No apologies here: American women were world-beaters
So. Much. Winning.
The US women’s soccer team won the World Cup on Sunday, beating the Netherlands, 2-0, in Lyon, France.
It was a fitting conclusion to three weeks of kicking butt and taking names. This was the US women’s team’s No Apology Tour de France.
It was like watching the Michael Jordan-Larry Bird Dream Team win Olympic gold in 1992. In seven World Cup games, the US scored 26 goals and gave up only three, never trailing for a single second. They became only the second team to repeat as World Cup champs, winning 12 straight World Cup games since 2015. Along the way, they became a television ratings powerhouse: a better show than the NBA playoffs.
Sunday in Lyon, an overmatched Dutch squad kept things scoreless through halftime, but US captain Megan Rapinoe — an avowed Donald Trump hater who protests during the national anthem (Rapinoe is the only player who won’t place her hand over her heart) — broke a scoreless tie in the 61st minute, blasting a penalty kick past Dutch goalie Sari van Veenendaal. Ten minutes later, breakout star Rose Lavelle made it 2-0 with a full-gallop, left-footed laser into the right corner of the goal.
Winning their fourth World Cup on the 20th anniversary of their second victory (remember Brandi Chastain?), US players morphed into national heroes and international celebrities. And they did it in throwdown, America-first fashion.
They beat Thailand, 13-0, in their opening game, celebrating each goal with gusto, including multiple choreographed demonstrations. In the aftermath, US players were portrayed as bullies and poor sports. There was scolding and speculation that well-earned bad karma would come back to haunt them.
A strident media cartel and loyal legion of fans would have none of it: Critics of the USWNT were dismissed as haters of women’s sports, haters of soccer, folks jealous of the American Way. But the international noise seemed to fuel the US team. Sometimes you need to find a boogeyman when there’s not much competition on the field.
Global perception of the US team as arrogant and overconfident was amplified before the Americans’ second game when coach Jill Ellis went with a largely different starting roster. After an easy 3-0 win over Chile, veteran American defender Ali Krieger explained, “We have the best team in the world and the second-best team in the world.’’
Translation: Our bench is better than any other team on the planet.
The US women are more successful and a better draw than the US men’s national soccer team, yet still don’t receive equal pay. In March, the USWNT sued the US Soccer Federation for equal pay, and in the wake of Sunday’s win, they appear to have a very strong case.
Advancing to the knockout round, the United States faced better competition against the likes of Spain, France, England, and finally, the Netherlands. America’s quarterfinal match against host team France in Paris was considered possibly the toughest test, but the US prevailed, 2-1. Rapinoe punctuated the victory with a “Are You Not Entertained” goal-celebration pose, triggering yet another wave of blowback on social media and in the European press.
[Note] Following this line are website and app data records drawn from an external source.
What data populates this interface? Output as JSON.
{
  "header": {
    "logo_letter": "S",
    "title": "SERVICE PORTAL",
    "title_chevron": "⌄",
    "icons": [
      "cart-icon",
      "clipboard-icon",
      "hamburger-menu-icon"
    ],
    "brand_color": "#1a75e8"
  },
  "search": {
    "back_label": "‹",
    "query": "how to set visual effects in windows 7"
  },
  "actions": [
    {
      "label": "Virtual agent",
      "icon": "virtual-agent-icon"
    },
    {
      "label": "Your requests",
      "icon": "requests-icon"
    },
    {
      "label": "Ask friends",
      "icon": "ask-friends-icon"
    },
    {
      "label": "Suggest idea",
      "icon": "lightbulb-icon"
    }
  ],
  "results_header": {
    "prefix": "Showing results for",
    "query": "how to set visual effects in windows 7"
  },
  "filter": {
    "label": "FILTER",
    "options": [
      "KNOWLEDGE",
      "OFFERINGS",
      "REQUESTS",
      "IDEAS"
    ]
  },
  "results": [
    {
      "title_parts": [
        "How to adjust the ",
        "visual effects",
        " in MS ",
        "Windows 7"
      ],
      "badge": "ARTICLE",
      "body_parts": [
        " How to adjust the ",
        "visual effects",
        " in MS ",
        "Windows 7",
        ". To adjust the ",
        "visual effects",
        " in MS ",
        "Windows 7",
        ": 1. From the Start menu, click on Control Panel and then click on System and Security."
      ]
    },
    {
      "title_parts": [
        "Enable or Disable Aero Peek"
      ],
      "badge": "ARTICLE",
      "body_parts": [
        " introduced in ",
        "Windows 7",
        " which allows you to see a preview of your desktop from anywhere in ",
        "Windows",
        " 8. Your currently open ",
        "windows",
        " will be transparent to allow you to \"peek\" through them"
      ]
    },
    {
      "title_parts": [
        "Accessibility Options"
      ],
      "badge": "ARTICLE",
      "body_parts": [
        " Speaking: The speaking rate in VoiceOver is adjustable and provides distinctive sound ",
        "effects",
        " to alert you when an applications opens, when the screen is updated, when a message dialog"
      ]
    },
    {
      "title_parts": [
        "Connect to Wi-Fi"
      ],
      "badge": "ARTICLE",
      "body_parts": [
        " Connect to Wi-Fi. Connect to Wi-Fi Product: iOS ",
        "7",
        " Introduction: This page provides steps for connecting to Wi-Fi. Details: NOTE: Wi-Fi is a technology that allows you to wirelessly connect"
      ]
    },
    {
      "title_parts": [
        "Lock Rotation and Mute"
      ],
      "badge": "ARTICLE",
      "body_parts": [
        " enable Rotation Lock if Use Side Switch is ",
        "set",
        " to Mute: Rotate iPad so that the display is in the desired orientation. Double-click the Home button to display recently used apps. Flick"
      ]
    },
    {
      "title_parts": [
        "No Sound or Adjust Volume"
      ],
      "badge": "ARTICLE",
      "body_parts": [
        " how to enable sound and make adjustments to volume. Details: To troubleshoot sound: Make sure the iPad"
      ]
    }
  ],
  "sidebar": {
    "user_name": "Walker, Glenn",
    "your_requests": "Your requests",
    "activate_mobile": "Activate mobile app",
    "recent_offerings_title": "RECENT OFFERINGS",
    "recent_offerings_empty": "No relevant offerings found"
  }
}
“Wah, wah, wah,’’ the purple-haired Rapinoe replied. “We’re at the World Cup. I don’t think anyone truly believes we disrespect the game or our opponents.’’
The controversial 34-year-old captain drew more attention when quotes surfaced in June of her ripping into Trump and stating “I’m not going to the [expletive] White House,’’ in the event the US team received an invitation. This ignited a Twitter stream of predictable scorn from Trump, who said he would invite the team, win or lose.
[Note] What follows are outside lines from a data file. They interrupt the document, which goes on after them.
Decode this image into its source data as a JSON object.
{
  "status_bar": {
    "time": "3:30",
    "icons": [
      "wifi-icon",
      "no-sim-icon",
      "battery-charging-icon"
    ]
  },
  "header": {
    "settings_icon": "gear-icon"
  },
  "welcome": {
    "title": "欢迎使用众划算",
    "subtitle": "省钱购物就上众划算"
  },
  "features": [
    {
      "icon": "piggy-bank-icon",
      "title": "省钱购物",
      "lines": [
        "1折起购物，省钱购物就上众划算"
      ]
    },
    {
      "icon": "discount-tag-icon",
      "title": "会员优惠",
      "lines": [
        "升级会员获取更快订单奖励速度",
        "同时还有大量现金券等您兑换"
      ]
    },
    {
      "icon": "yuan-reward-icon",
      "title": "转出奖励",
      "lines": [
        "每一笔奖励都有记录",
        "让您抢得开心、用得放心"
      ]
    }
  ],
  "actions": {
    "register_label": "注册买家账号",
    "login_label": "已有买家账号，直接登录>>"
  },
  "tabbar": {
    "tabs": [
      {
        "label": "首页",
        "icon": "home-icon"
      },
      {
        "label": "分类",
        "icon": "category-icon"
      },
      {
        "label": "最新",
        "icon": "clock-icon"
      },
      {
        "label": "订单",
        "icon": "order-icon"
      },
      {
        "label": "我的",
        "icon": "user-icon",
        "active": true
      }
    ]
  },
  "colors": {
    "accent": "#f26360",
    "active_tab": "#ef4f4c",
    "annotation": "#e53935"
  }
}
In the week before the final, the US dynasty mimicked The Patriot Way when it was learned that American team representatives had checked out hotel accommodations for the championship final before playing England in the Cup semifinal. Overconfidence. Again. It was World Cup meets Spygate.
America won its semifinal vs. England on a tie-breaking goal by superstar Alex Morgan, but Morgan’s goal celebration in which she simulated sipping tea drew heat from around the world.
“Alex Morgan mocks England with sip from World Cup,’’ screamed the front page of the New York Post.
Morgan said her raised pinky was an homage to “Game of Thrones” actress Sophie Turner, but added, “I think there is some sort of double standard for females in sports, to feel like we have to be humble in our successes. . . . You see men celebrating all over the world in big tournaments, grabbing their sacks or whatever . . .”
There were no over-the-top celebrations in the championship final. And few charges of arrogance or bad behavior. Rapinoe was named winner of the Golden Ball as the tournament’s best player.
It’s not bragging when you back it up.
So there. The world is conquered. The No Apology Tour is over. The Wheaties box awaits. The US women’s national team will roll down the Canyon of Heroes at a ticker tape parade in Manhattan on Wednesday.
About an hour after the victory came this tweet from Trump: “Congratulations to the U.S. Women’s Soccer Team on winning the World Cup! Great and exciting play. America is proud of you all!’’
Now about that trip to the White House . . .